(ôttōrē`nō rāspē`gē), 1879–1936, Italian composer, studied with Rimsky-Korsakov and Max Bruch. He was director (1924–25) of the Conservatory of St. Cecilia, Rome, afterward teaching advanced composition there until his death. Among his romantic symphonic poems are The Fountains of Rome (1917), The Pines of Rome (1924), and Roman Festivals (1929), which evoke Italian scenes and show him a master of orchestration. He wrote other orchestral works, chamber music, piano pieces, and operas, including Belfagor (1923; a comic opera), The Sunken Bell (1927; based on Hauptmann's Die versunkene Glocke), The Flame (1934), and the posthumously produced Lucrezia (1937), which was finished by his wife, Elsa.

Bibliography

See biography by E. Respighi (tr. 1962).

Respighi, Ottorino

 

Born July (or June) 9, 1879, in Bologna; died Apr. 18, 1936, in Rome. Italian composer. Son of a musician.

Respighi graduated from the Liceo Musicale Bologna in 1899. He studied with L. Torchi and G. Martucci. From 1900 to 1903 he was a violist with the orchestra of the Italian Opera Company in St. Petersburg and Moscow. He studied with N. A. Rimsky-Korsakov, whose picturesque orchestral style greatly influenced him. Respighi performed as a violinist, violist, pianist, and conductor. In 1913 he became a professor of composition at the Royal Conservatory of St. Cecilia in Rome. He served as director of the conservatory in 1924–25.

Respighi’s most popular compositions are his orchestral works, including the symphonic poems The Fountains of Rome (1916), The Pines of Rome (1924), and Roman Festivals (1928). He also wrote the operas Belfagor (1923), La campana sommersa (1927), and La fiamma (1934); ballets; symphonic, chamber instrumental, and vocal compositions; and many adaptations. Respighi’s work is characterized by impressionistic and neo-classical tendencies.

REFERENCES

Krein, Iu. “Ottorino Respigi.” Sovetskaia muzyka, 1960, no. 8.
Respighi, E. Ottorino Respighi. [Milan, 1954.]

M. L. SLOBODENIUK

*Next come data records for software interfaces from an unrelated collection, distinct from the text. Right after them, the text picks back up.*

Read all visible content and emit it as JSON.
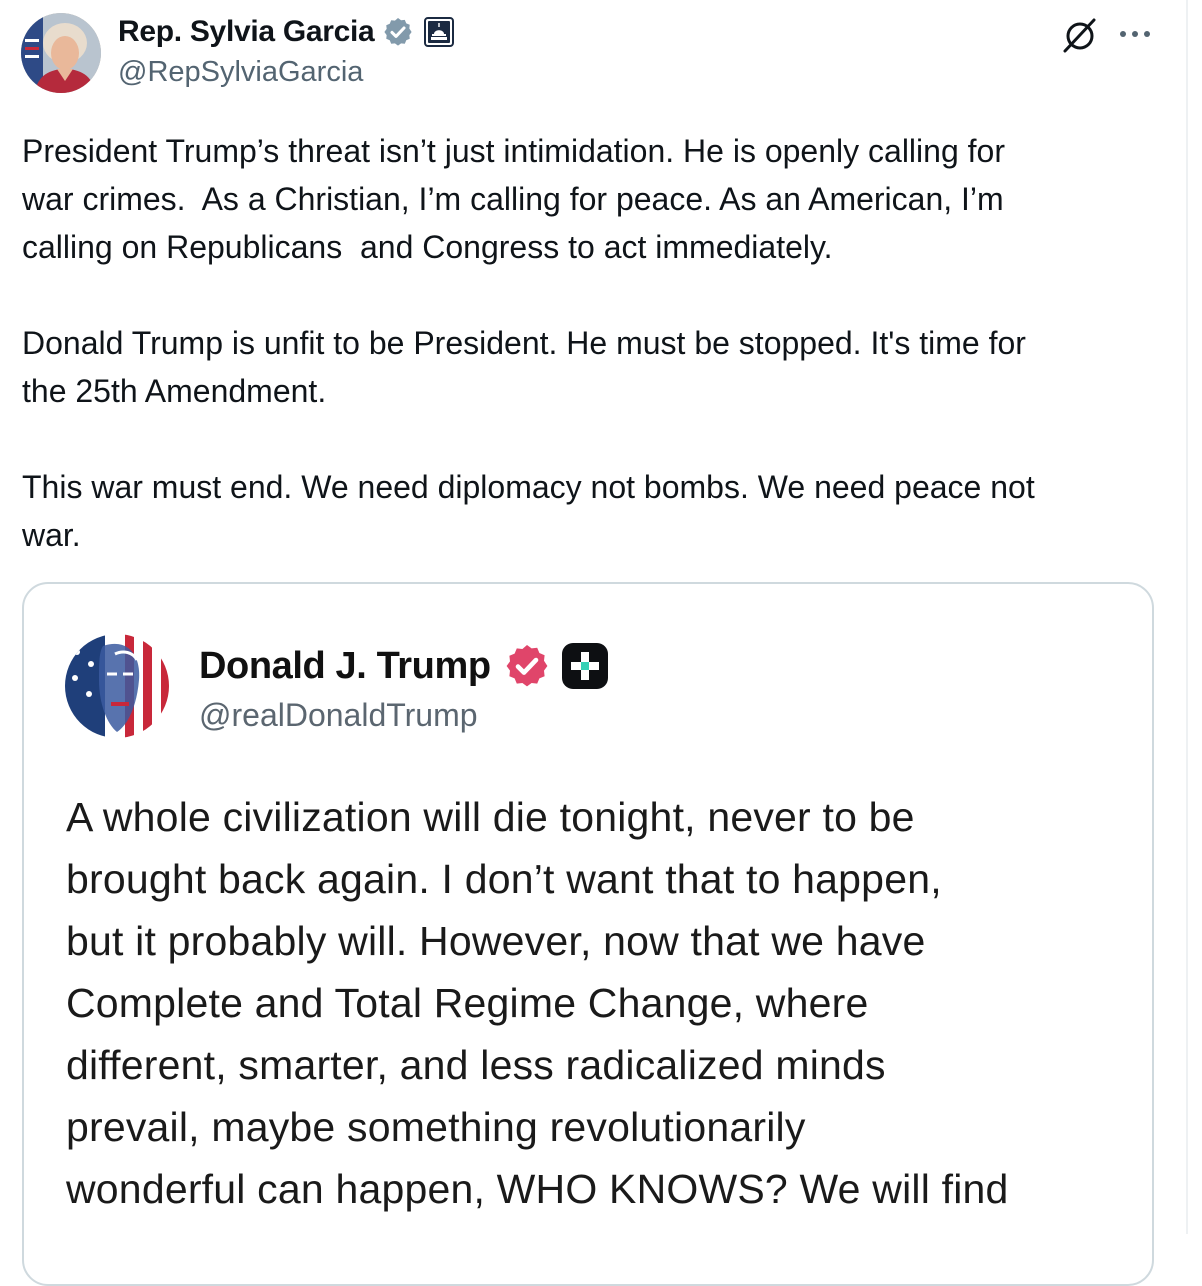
{
  "post": {
    "author": {
      "display_name": "Rep. Sylvia Garcia",
      "handle": "@RepSylviaGarcia",
      "verification": "gray-government-badge",
      "affiliate_badge": "us-capitol-icon"
    },
    "actions": {
      "grok_icon": "slashed-circle-icon",
      "more_icon": "ellipsis-icon"
    },
    "text_paragraphs": [
      "President Trump’s threat isn’t just intimidation. He is openly calling for\nwar crimes.  As a Christian, I’m calling for peace. As an American, I’m\ncalling on Republicans  and Congress to act immediately.",
      "Donald Trump is unfit to be President. He must be stopped. It's time for\nthe 25th Amendment.",
      "This war must end. We need diplomacy not bombs. We need peace not\nwar."
    ]
  },
  "quoted_post": {
    "author": {
      "display_name": "Donald J. Trump",
      "handle": "@realDonaldTrump",
      "verification": "red-verified-badge",
      "plus_badge": "plus-icon"
    },
    "text_lines": [
      "A whole civilization will die tonight, never to be",
      "brought back again. I don’t want that to happen,",
      "but it probably will. However, now that we have",
      "Complete and Total Regime Change, where",
      "different, smarter, and less radicalized minds",
      "prevail, maybe something revolutionarily",
      "wonderful can happen, WHO KNOWS? We will find"
    ]
  },
  "colors": {
    "text_primary": "#0f1419",
    "text_secondary": "#536471",
    "card_border": "#cfd9de",
    "gray_badge": "#829aab",
    "truth_verified": "#e0456a"
  }
}
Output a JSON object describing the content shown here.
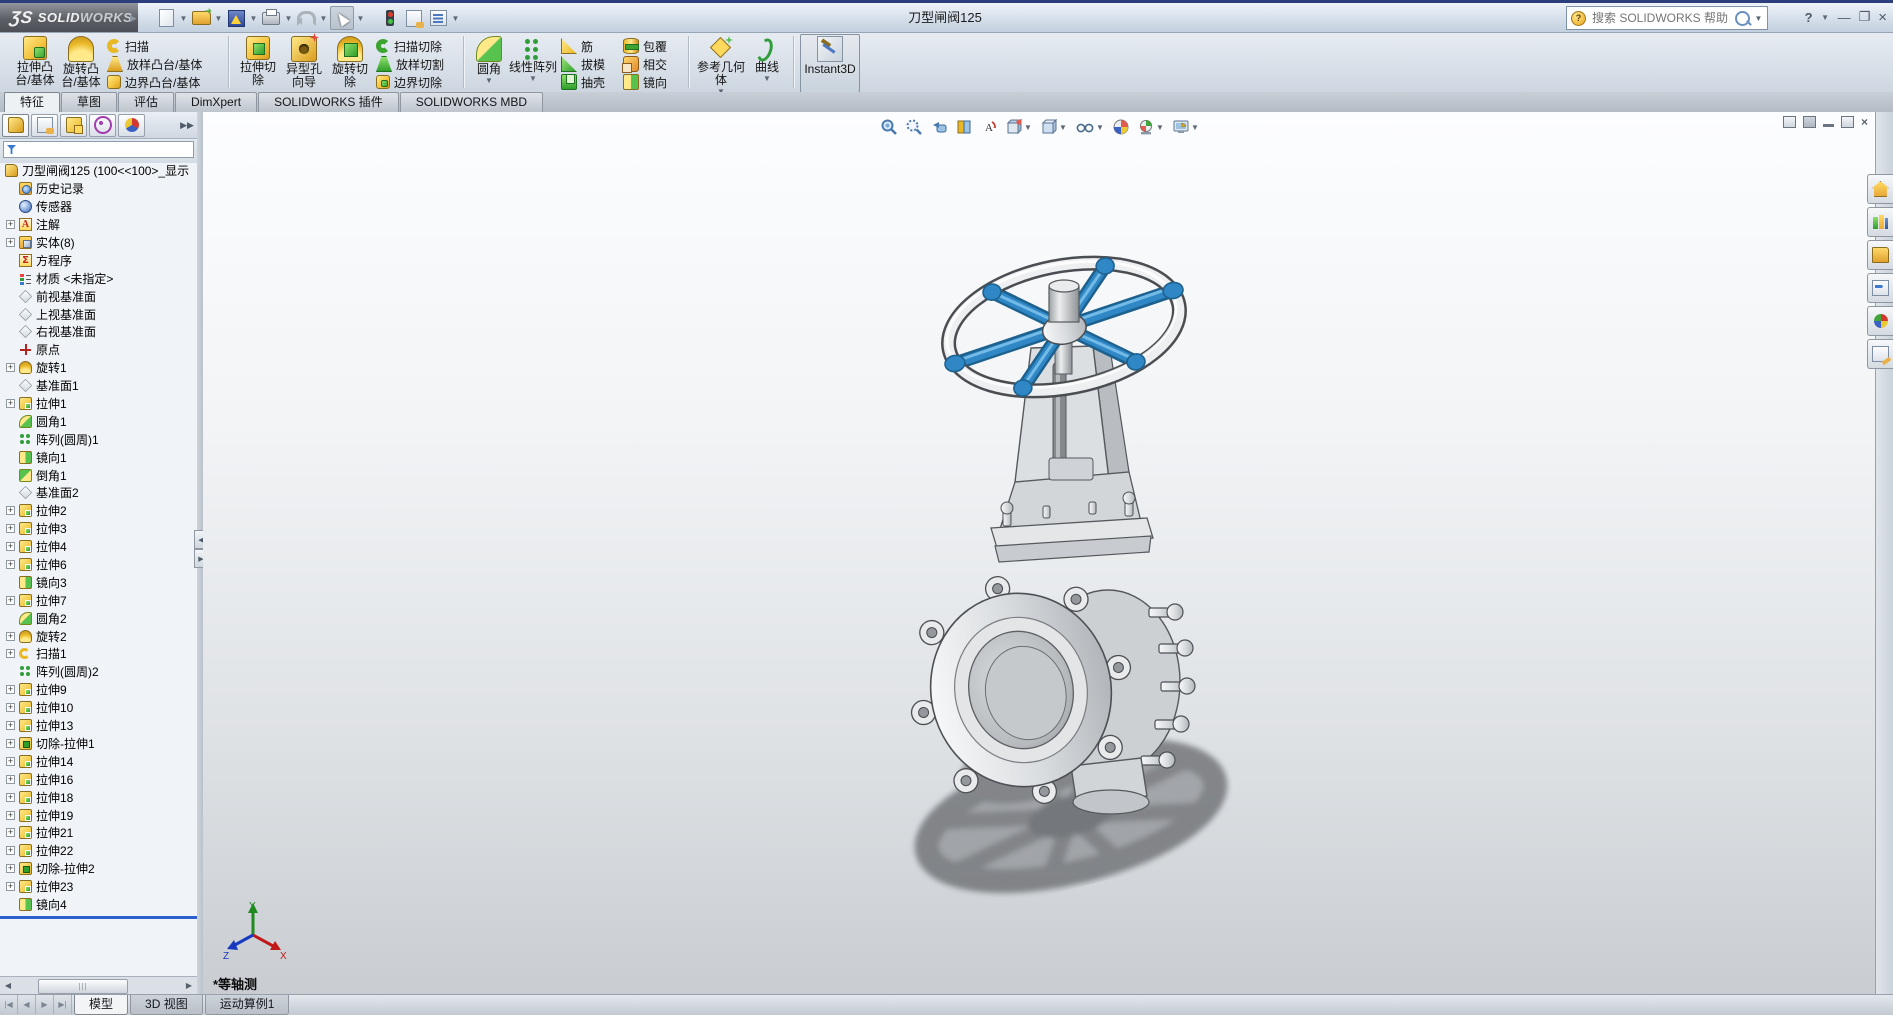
{
  "titlebar": {
    "logo_mark": "ƷS",
    "logo_bold": "SOLID",
    "logo_light": "WORKS",
    "title": "刀型闸阀125",
    "search_placeholder": "搜索 SOLIDWORKS 帮助",
    "help_glyph": "?"
  },
  "ribbon": {
    "g1_big1": "拉伸凸台/基体",
    "g1_big2": "旋转凸台/基体",
    "g1_s1": "扫描",
    "g1_s2": "放样凸台/基体",
    "g1_s3": "边界凸台/基体",
    "g2_big1": "拉伸切除",
    "g2_big2": "异型孔向导",
    "g2_big3": "旋转切除",
    "g2_s1": "扫描切除",
    "g2_s2": "放样切割",
    "g2_s3": "边界切除",
    "g3_big1": "圆角",
    "g3_big2": "线性阵列",
    "g3_a1": "筋",
    "g3_a2": "拔模",
    "g3_a3": "抽壳",
    "g3_b1": "包覆",
    "g3_b2": "相交",
    "g3_b3": "镜向",
    "g4_big1": "参考几何体",
    "g4_big2": "曲线",
    "g5_big1": "Instant3D"
  },
  "tabs": {
    "t1": "特征",
    "t2": "草图",
    "t3": "评估",
    "t4": "DimXpert",
    "t5": "SOLIDWORKS 插件",
    "t6": "SOLIDWORKS MBD"
  },
  "tree": {
    "root": "刀型闸阀125  (100<<100>_显示",
    "items": [
      {
        "label": "历史记录",
        "icon": "history",
        "plus": false
      },
      {
        "label": "传感器",
        "icon": "sensor",
        "plus": false
      },
      {
        "label": "注解",
        "icon": "ann",
        "plus": true
      },
      {
        "label": "实体(8)",
        "icon": "bodies",
        "plus": true
      },
      {
        "label": "方程序",
        "icon": "eq",
        "plus": false
      },
      {
        "label": "材质 <未指定>",
        "icon": "material",
        "plus": false
      },
      {
        "label": "前视基准面",
        "icon": "plane",
        "plus": false
      },
      {
        "label": "上视基准面",
        "icon": "plane",
        "plus": false
      },
      {
        "label": "右视基准面",
        "icon": "plane",
        "plus": false
      },
      {
        "label": "原点",
        "icon": "origin",
        "plus": false
      },
      {
        "label": "旋转1",
        "icon": "revolve",
        "plus": true
      },
      {
        "label": "基准面1",
        "icon": "plane",
        "plus": false
      },
      {
        "label": "拉伸1",
        "icon": "extrude",
        "plus": true
      },
      {
        "label": "圆角1",
        "icon": "fillet",
        "plus": false
      },
      {
        "label": "阵列(圆周)1",
        "icon": "pattern",
        "plus": false
      },
      {
        "label": "镜向1",
        "icon": "mirror",
        "plus": false
      },
      {
        "label": "倒角1",
        "icon": "chamfer",
        "plus": false
      },
      {
        "label": "基准面2",
        "icon": "plane",
        "plus": false
      },
      {
        "label": "拉伸2",
        "icon": "extrude",
        "plus": true
      },
      {
        "label": "拉伸3",
        "icon": "extrude",
        "plus": true
      },
      {
        "label": "拉伸4",
        "icon": "extrude",
        "plus": true
      },
      {
        "label": "拉伸6",
        "icon": "extrude",
        "plus": true
      },
      {
        "label": "镜向3",
        "icon": "mirror",
        "plus": false
      },
      {
        "label": "拉伸7",
        "icon": "extrude",
        "plus": true
      },
      {
        "label": "圆角2",
        "icon": "fillet",
        "plus": false
      },
      {
        "label": "旋转2",
        "icon": "revolve",
        "plus": true
      },
      {
        "label": "扫描1",
        "icon": "sweep",
        "plus": true
      },
      {
        "label": "阵列(圆周)2",
        "icon": "pattern",
        "plus": false
      },
      {
        "label": "拉伸9",
        "icon": "extrude",
        "plus": true
      },
      {
        "label": "拉伸10",
        "icon": "extrude",
        "plus": true
      },
      {
        "label": "拉伸13",
        "icon": "extrude",
        "plus": true
      },
      {
        "label": "切除-拉伸1",
        "icon": "cut",
        "plus": true
      },
      {
        "label": "拉伸14",
        "icon": "extrude",
        "plus": true
      },
      {
        "label": "拉伸16",
        "icon": "extrude",
        "plus": true
      },
      {
        "label": "拉伸18",
        "icon": "extrude",
        "plus": true
      },
      {
        "label": "拉伸19",
        "icon": "extrude",
        "plus": true
      },
      {
        "label": "拉伸21",
        "icon": "extrude",
        "plus": true
      },
      {
        "label": "拉伸22",
        "icon": "extrude",
        "plus": true
      },
      {
        "label": "切除-拉伸2",
        "icon": "cut",
        "plus": true
      },
      {
        "label": "拉伸23",
        "icon": "extrude",
        "plus": true
      },
      {
        "label": "镜向4",
        "icon": "mirror",
        "plus": false
      }
    ]
  },
  "viewport": {
    "orientation_label": "*等轴测",
    "triad_x": "X",
    "triad_y": "Y",
    "triad_z": "Z"
  },
  "doc_tabs": {
    "t1": "模型",
    "t2": "3D 视图",
    "t3": "运动算例1"
  },
  "colors": {
    "handwheel_blue": "#2f87c6",
    "rollback_blue": "#2b5fce"
  }
}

References in periodicals archive ?
9) Ottorino Respighi, Concerto Gregoriano, (Vienna: Universal Edition, 1922).
1) Se recomienda la audicion del poema sinfonico Fontane di Roma de Ottorino Respighi.
Perhaps best-known for his concert-hall orchestral blockbusters such as The Pines of Rome (recorded song of a nightingale and all) and The Fountains of Rome, Ottorino Respighi (1879-1936) also had a more reserved, scholarly side to him.
He and his colleagues in the industry put out the works of Paul Hindemith, Ernest Bloch, Igor Stravinsky, Manuel de Falla, Ottorino Respighi, Dmitri Shostakovich, Darius Milhaud, Jacques Ibert, Arthur Honegger, Francis Poulenc, Alban Berg, Anton Webern, Erich Wolfgang Korngold, Karol Szymanowski, Bela Bartok, Zoltan Kodaly, Kurt Weill, Arnold Schoenberg, Richard Strauss, Leos Janacek, Frederick Delius, Carl Nielsen, Edward Elgar, Sergey Rakhmaninov, Jean Sibelius, and others.
The first featured orchestral works by Ottorino Respighi, Paul Hindemith and Florent Schmitt, the second is titled "Music from the Machine Age" and the third was released to coincide with the orchestra's debut at the BBC Proms and includes "Scheherazade" by Nikolai Rimsky-Korsakov and works by Mily Balakirev, Mikhail Ippolitov-Ivanov and Ulvi Cemal Erkin.
Elsa Olivieri Sangiacomo, wife of Ottorino Respighi and a composer in her own right, set four poems (Quattro liriche) from the Rubaiyat of Omar Khayam.
Ahora si que estoy entre Ottorino Respighi, Lizt y Berlioz.
He alternated among the five fiddles - as he endearingly calls them - to play pieces by Ottorino Respighi, Ernest Bloch and George Gershwin.
Artistic director Glen Cortese will conduct music by Felix Mendelssohn, Ottorino Respighi, Antonio Salieri and Gioacchino Rossini.
The program includes selections by Francesco Tosti, Stefano Donaudy, Ottorino Respighi, Joaquin Turina, Manuel Ponce, Alberto Ginastera and Carlos Guastavino.